"It is rather simplistic to assume that emotionality has no, and can have no, part in a moral system, as it is to suggest that rationality and emotionality are contradictory. Allen should have highlighted how empty this charge was - it is no more than evasiveness. It is an argument lacking substance... it seems to me that scientists play to emotion as much as anyone does: e.g. we'll all be dead without vivisection. E.g. wheeling out disabled babies (she lives! Oh, vivisection!). The author of the article could have pointed this out and also could have criticized the mainstream media's tendency - encouraged by vivisectionists, no doubt - to furnish a simplistic emotions versus progress itself paradigm"

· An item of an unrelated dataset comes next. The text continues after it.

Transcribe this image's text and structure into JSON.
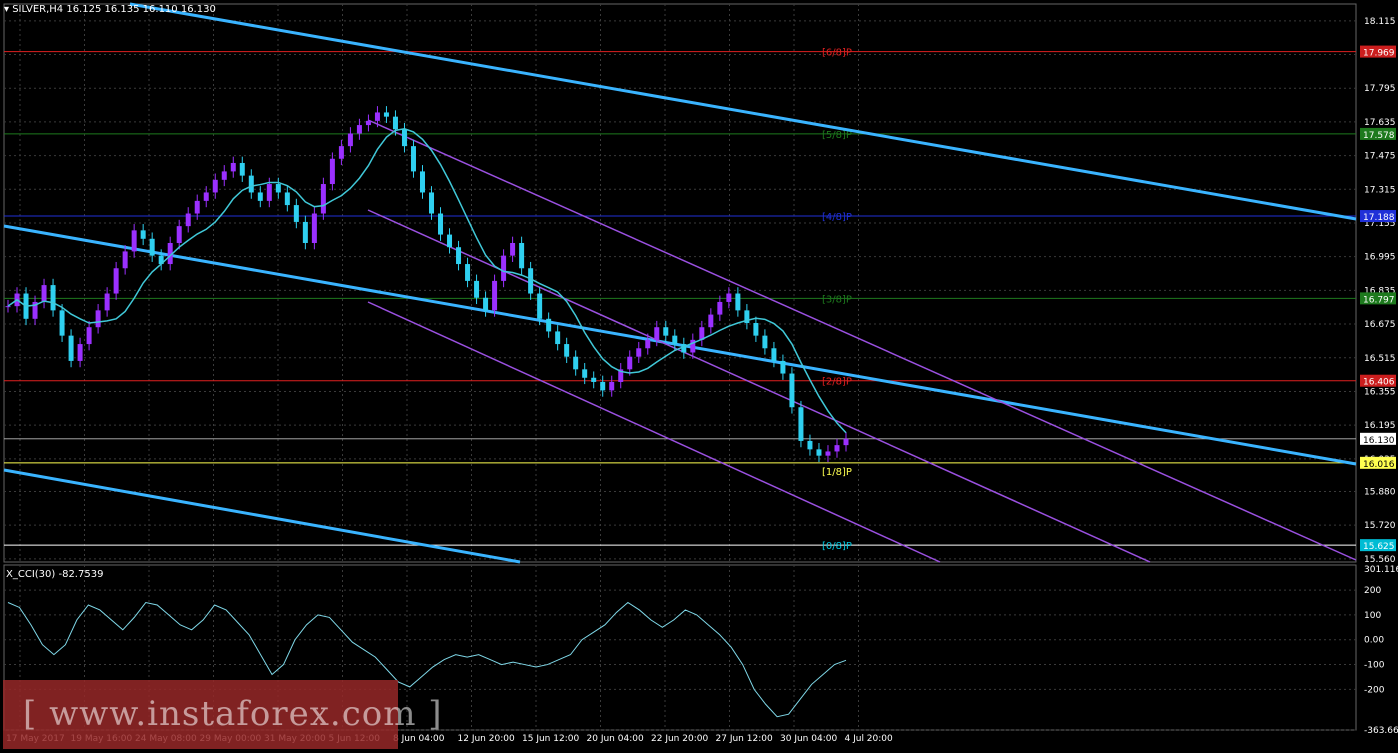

Having highlighted the scientific case against vivisection, I concluded my letter to the editor with this: "Not only must pro-vivisectionists substantiate the implicit claim that thought through 'emotions' is a poorer source of morality than (to characterise in extreme) blind, cold-hearted 'rationality', but they must prove, what, in fact, they simply assume: that 'emotions' are actually the principal motivator of animal activism - something that remains mostly mythical. Even on the terms of their own argument, they beg the question".
I would suggest, then, that animal activists should seek to prompt 'commercial intellectuals' toward being 'academics' - in the sense identified above - by exposing the negatively stereotyped caricature that the media often uses to misrepresent us. I have read many articles this week, and seen a few vox pops, that shamelessly debate with soundbites and shadows of their own creation - although here I have alluded to just the one.
 Savage & Frith, Pearls and Swine: Intellectuals and the Mass Media (1993).
 The well known animal rights FAQ, a very useful and eloquent document, is instructive of this in that it is a response to one stupid 'question' after another.
 Simply eschewing 'meat' can be thought of as a threat to the established mode of thinking - because refusing to violate the corpses of animals, at the very least, lodges a complaint against the reigning (speciesist) perception of animals.
 Arthur Schopenhauer (February 22, 1788 – September 21, 1860) was a German philosopher. He is most famous for his work The World as Will and Representation. He is commonly known for his form of philosophical pessimism that saw life as being essentially evil, futile, and full of suffering. However, upon closer inspection, in accordance with Eastern thought, especially that of Hinduism and Buddhism, he saw salvation, deliverance, or escape from suffering in the contemplation of art and beauty, sympathy for others, and abstinent living.